## Exercise directions
Restate each line below word for word, skipping every picture.

[Opening Task material section]

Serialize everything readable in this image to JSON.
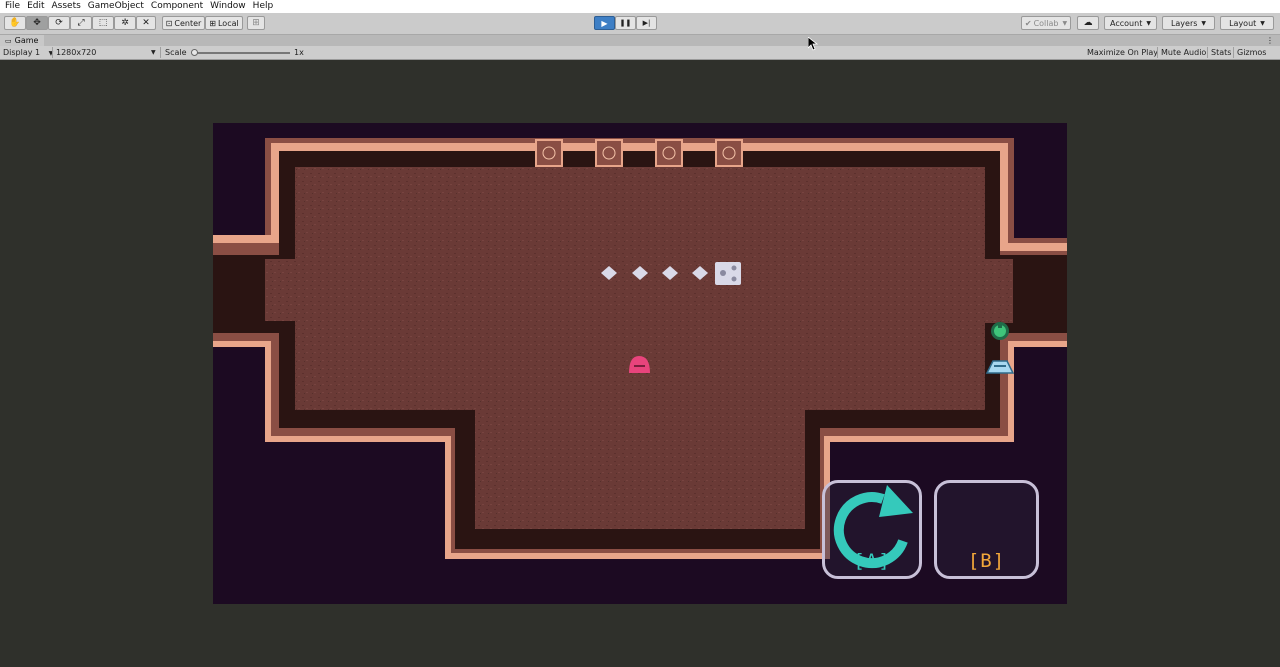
{
  "menubar": {
    "items": [
      "File",
      "Edit",
      "Assets",
      "GameObject",
      "Component",
      "Window",
      "Help"
    ]
  },
  "toolbar": {
    "pivot_label": "Center",
    "space_label": "Local",
    "collab_label": "Collab",
    "account_label": "Account",
    "layers_label": "Layers",
    "layout_label": "Layout",
    "tool_icons": [
      "hand-icon",
      "move-icon",
      "rotate-icon",
      "scale-icon",
      "rect-icon",
      "transform-icon",
      "custom-tool-icon"
    ],
    "play_state": "playing"
  },
  "game_tab": {
    "title": "Game"
  },
  "game_view": {
    "display": "Display 1",
    "resolution": "1280x720",
    "scale_label": "Scale",
    "scale_value": "1x",
    "maximize_on_play": "Maximize On Play",
    "mute_audio": "Mute Audio",
    "stats": "Stats",
    "gizmos": "Gizmos"
  },
  "game": {
    "button_a_label": "[A]",
    "button_b_label": "[B]",
    "colors": {
      "void": "#1c0a22",
      "floor": "#6a3a36",
      "floor_shadow": "#2a1412",
      "wall_trim": "#e8a58a",
      "wall_trim_dark": "#8a4e44",
      "player": "#e8447c",
      "snake": "#d9d9e8",
      "button_a_icon": "#35c9bb",
      "button_b_label": "#f2a73a"
    }
  }
}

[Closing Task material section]

## Answer box
Serialize everything readable in this image to JSON.
{
  "menubar": {
    "items": [
      "File",
      "Edit",
      "Assets",
      "GameObject",
      "Component",
      "Window",
      "Help"
    ]
  },
  "toolbar": {
    "pivot_label": "Center",
    "space_label": "Local",
    "collab_label": "Collab",
    "account_label": "Account",
    "layers_label": "Layers",
    "layout_label": "Layout",
    "tool_icons": [
      "hand-icon",
      "move-icon",
      "rotate-icon",
      "scale-icon",
      "rect-icon",
      "transform-icon",
      "custom-tool-icon"
    ],
    "play_state": "playing"
  },
  "game_tab": {
    "title": "Game"
  },
  "game_view": {
    "display": "Display 1",
    "resolution": "1280x720",
    "scale_label": "Scale",
    "scale_value": "1x",
    "maximize_on_play": "Maximize On Play",
    "mute_audio": "Mute Audio",
    "stats": "Stats",
    "gizmos": "Gizmos"
  },
  "game": {
    "button_a_label": "[A]",
    "button_b_label": "[B]",
    "colors": {
      "void": "#1c0a22",
      "floor": "#6a3a36",
      "floor_shadow": "#2a1412",
      "wall_trim": "#e8a58a",
      "wall_trim_dark": "#8a4e44",
      "player": "#e8447c",
      "snake": "#d9d9e8",
      "button_a_icon": "#35c9bb",
      "button_b_label": "#f2a73a"
    }
  }
}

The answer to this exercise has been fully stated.